As the winner of Holden Street Theatres’ Edinburgh Award, A Gambler’s Guide to Dying has a reputation to live up to, and it does so with ease.
This unusual coming of age tale, focuses on an eleven year old’s relationship with his grandfather, as he is introduced to the world of gambling; to the thrill of waiting on the outcome, and the surge of adrenaline that comes from the possibility that you might have won. Equally though, it addresses the downside to this habit, through the eyes of a young man finding his way in the world, learning that not everything is as straightforward as it may seem as a child, and that not all bets pay off.
It is that the story takes place at this point in the boy’s life that makes it work so well. It enables flexibility that may have been lost with a more mature protagonist. While old enough to accurately describe the events going on, there’s still a charming naivety to the character with regards to his belief in his grandfather and the world. How much of the stories being told are true is never quite certain, and whether they were embellished by the boy himself, or his grandfather in the original telling, is equally enigmatic and adds a mythical charm to the whole tale.
The writing is tight; the story well-structured to fill the hour perfectly, without any lags in the narrative. Not a word feels out of place – delivered in an expressive Scottish accent, they practically dance out of writer/performer Gary McNair’s mouth, as he weaves them together to create a colourful rendering of an unusual childhood and the characters in it. The switch between individuals is clear and easily discernible, with each having nicely selected nuances to their personalities which flag for the audience whose voice they’re currently listening to. While the subject matter is often serious, there is a buoyancy throughout, with humour found even in the toughest moments.
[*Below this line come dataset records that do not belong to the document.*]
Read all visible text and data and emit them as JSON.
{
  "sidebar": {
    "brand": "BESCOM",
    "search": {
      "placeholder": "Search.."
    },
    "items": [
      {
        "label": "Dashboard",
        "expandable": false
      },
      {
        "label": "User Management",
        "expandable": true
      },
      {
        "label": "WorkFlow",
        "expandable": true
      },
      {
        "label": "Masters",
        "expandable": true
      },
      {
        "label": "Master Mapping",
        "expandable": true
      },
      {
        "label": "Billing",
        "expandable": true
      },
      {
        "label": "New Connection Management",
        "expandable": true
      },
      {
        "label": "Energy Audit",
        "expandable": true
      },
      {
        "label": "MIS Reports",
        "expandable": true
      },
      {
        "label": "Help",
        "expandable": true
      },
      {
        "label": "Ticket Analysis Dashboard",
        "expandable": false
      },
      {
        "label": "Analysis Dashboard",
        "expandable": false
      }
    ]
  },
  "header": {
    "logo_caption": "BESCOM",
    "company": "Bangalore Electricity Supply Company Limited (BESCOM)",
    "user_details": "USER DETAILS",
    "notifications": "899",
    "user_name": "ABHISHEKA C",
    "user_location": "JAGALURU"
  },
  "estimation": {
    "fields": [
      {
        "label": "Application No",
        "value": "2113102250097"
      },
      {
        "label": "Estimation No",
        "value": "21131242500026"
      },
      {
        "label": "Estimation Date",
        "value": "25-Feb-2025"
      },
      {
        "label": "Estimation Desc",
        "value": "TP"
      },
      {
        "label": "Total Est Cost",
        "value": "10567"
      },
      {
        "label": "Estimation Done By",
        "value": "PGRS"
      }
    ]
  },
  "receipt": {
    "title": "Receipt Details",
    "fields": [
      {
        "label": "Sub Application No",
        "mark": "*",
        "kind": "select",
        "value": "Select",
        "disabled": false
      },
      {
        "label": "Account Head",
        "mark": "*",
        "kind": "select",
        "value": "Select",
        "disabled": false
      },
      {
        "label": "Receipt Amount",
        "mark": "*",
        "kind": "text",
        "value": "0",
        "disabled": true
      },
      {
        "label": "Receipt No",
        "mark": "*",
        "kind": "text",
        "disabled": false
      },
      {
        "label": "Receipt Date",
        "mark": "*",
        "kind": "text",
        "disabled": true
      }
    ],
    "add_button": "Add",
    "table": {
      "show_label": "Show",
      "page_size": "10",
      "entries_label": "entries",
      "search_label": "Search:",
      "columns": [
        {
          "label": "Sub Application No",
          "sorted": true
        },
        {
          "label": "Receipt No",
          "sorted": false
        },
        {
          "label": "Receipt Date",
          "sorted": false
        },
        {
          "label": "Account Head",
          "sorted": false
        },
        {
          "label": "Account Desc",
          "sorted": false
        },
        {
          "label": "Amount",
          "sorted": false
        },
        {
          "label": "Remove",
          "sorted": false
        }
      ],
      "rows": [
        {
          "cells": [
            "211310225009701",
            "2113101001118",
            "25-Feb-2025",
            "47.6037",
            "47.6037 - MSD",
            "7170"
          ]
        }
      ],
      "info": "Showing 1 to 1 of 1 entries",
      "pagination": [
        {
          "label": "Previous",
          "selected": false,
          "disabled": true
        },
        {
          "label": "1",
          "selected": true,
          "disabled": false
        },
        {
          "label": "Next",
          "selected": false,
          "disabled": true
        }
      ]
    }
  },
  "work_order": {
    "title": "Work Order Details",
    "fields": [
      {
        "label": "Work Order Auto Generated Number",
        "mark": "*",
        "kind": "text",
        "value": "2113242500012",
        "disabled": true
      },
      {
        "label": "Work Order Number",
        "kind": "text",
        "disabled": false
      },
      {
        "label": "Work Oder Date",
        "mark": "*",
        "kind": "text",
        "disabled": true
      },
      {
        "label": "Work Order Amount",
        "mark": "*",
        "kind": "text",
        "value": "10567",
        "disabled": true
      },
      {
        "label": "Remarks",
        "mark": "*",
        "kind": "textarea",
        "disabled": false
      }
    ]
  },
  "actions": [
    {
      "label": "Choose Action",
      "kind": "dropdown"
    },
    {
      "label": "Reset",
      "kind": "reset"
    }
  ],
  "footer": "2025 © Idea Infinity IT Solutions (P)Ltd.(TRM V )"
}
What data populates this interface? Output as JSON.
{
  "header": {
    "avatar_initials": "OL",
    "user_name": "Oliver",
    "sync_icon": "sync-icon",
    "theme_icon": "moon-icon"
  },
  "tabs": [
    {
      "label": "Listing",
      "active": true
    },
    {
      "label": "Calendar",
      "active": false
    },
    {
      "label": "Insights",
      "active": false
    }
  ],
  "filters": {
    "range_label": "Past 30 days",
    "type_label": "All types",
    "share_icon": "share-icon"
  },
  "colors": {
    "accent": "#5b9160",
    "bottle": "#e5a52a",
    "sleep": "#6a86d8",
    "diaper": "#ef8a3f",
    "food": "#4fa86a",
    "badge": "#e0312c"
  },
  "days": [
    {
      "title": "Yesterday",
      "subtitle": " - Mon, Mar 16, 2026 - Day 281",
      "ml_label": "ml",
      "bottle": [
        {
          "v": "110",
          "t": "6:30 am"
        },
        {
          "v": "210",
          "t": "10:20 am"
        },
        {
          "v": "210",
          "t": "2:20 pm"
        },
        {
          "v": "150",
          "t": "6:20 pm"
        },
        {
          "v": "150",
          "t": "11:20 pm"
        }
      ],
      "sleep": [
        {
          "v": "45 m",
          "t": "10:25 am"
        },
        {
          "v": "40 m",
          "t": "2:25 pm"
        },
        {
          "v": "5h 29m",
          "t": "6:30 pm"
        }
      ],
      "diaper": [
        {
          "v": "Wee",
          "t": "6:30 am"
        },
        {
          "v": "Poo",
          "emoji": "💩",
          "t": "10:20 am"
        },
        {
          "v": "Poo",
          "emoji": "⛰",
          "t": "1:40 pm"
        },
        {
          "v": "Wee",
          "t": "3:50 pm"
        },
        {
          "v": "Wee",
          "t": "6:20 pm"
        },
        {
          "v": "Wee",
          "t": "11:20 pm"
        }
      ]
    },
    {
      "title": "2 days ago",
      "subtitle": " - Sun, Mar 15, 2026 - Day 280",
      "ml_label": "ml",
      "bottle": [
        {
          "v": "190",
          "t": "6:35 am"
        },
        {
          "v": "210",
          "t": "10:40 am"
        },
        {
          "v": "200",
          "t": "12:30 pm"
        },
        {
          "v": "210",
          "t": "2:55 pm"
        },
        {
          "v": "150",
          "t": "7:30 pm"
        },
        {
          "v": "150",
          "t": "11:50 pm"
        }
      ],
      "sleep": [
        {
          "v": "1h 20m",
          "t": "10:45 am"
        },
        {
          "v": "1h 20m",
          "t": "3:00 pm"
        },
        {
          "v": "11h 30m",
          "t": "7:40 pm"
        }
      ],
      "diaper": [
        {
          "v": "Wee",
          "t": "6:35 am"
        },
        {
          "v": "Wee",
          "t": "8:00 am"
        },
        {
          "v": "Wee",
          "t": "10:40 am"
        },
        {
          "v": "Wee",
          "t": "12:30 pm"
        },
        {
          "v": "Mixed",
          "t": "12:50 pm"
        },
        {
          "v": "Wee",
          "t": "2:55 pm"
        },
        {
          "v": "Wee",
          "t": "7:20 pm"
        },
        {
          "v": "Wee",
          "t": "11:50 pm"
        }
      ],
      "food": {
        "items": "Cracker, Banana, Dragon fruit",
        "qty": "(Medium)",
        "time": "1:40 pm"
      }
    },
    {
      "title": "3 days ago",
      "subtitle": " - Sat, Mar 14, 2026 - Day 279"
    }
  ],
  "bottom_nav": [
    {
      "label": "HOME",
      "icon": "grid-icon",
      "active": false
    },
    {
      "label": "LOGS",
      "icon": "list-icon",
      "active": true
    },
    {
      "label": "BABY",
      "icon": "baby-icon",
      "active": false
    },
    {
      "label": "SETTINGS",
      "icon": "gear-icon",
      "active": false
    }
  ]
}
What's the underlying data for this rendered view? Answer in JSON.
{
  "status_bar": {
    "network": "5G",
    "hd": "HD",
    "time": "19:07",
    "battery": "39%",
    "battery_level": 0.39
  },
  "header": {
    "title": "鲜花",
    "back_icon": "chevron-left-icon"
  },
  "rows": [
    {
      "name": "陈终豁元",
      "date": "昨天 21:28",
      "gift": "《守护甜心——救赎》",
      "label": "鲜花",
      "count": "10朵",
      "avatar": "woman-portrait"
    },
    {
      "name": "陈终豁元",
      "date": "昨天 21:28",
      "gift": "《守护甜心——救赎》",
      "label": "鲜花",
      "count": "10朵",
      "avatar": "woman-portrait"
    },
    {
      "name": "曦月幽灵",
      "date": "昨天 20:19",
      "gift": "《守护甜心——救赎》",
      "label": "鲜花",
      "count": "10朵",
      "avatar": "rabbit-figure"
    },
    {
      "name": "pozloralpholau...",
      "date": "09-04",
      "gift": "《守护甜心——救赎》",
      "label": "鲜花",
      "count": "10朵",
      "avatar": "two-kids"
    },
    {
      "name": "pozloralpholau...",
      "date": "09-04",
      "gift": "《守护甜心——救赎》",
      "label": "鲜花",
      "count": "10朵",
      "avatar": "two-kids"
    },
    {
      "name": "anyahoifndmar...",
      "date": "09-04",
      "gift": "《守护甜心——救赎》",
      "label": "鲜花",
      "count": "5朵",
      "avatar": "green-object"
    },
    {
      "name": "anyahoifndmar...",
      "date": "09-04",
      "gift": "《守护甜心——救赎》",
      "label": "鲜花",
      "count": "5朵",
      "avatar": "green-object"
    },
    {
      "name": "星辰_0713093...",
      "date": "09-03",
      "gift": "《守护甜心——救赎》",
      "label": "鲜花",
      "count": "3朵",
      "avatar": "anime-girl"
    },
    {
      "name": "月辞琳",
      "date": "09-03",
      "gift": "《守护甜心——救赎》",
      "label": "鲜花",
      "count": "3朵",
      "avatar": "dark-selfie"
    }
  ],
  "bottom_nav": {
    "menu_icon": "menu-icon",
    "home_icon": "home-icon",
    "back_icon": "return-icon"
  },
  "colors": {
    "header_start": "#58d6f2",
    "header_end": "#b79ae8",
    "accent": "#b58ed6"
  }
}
This is a bittersweet tale, and a performance of the highest calibre. A sure top pick of this year’s Fringe.
Kryztoff rating: 5K